Richard Stone, Susan Dickson, Frank Jones, Fred Dopfel, Chip Pyfer, Justin De Tray
own and decided to start our own production
company. DL: We traveled all over the country covering eating competitions for the Food
Net work. Then we did a reenactment series
called What Really Happened? And we did a
piece on Dolly, the cloned sheep. RC: Discovery
Channel called us up after those and asked if we
would take on a story for Shark Week.
So where did you get the idea to look at the
San Francisco comedy scene? RC: We both
had been living here in the ’80s. We recently
started talking about the comedy scene over
dinner with our friend Tim Didion. DL: We
both really enjoyed the scene. Dana Carvey at
the Other Cafe. Robin Williams popped into
the Holy City Zoo when I was there one night.
It was also a way to reconnect to the city for
us. So we decided to explore it. RC: We met up
with Will Durst at San Francisco’s Comedy
Day in 2010. And we saw Johnny Steele that
day. Then Tim wanted us to meet Larry Brown
and we started to get a sense that there was
even more of a story here. Comedy was this
amazing, eclectic thing in the ’80s, but then

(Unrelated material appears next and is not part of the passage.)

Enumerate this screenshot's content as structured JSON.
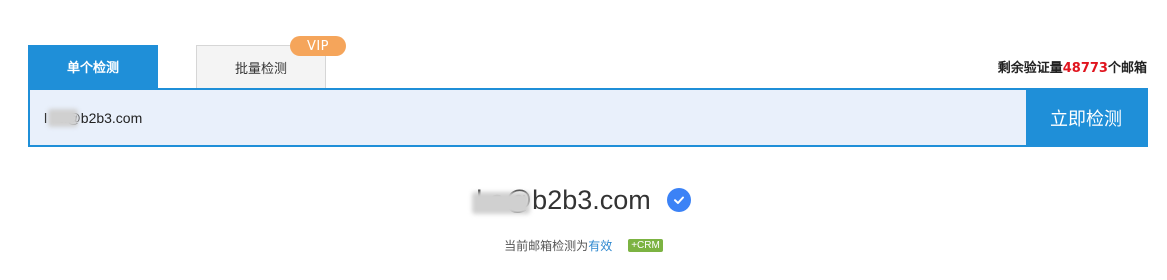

there was this kind of crash. DL: At first we
thought it was just going to be a short piece.
We thought this was just going to be our valentine to a scene we loved. But the more we
talked to people, the more we realized it’s not
just about what was — today’s scene is really
interesting in a different way.
Will Durst, Johnny Steele and Larry Brown
— what drew you to those three specifically? RC: It was largely serendipitous. But
there really was something about Will, who
does all that political comedy, and Larry is
this kind of sad sack in the Steven Wright
tradition — the other end of the spectrum
— and Johnny is just a ball of energy. DL:
Upbeat. Johnny uses his family stuff, which
the others don’t do very much. His dad, his
mom, and growing up in the East Bay, in
Pittsburg. They’re three different points
on the comedy spectrum and by looking at
them we could look at the larger universe of
the San Francisco comedy scene.
When you say “the San Francisco comedy
scene,” it intrinsically includes the whole Bay
Area. There was no complete scene without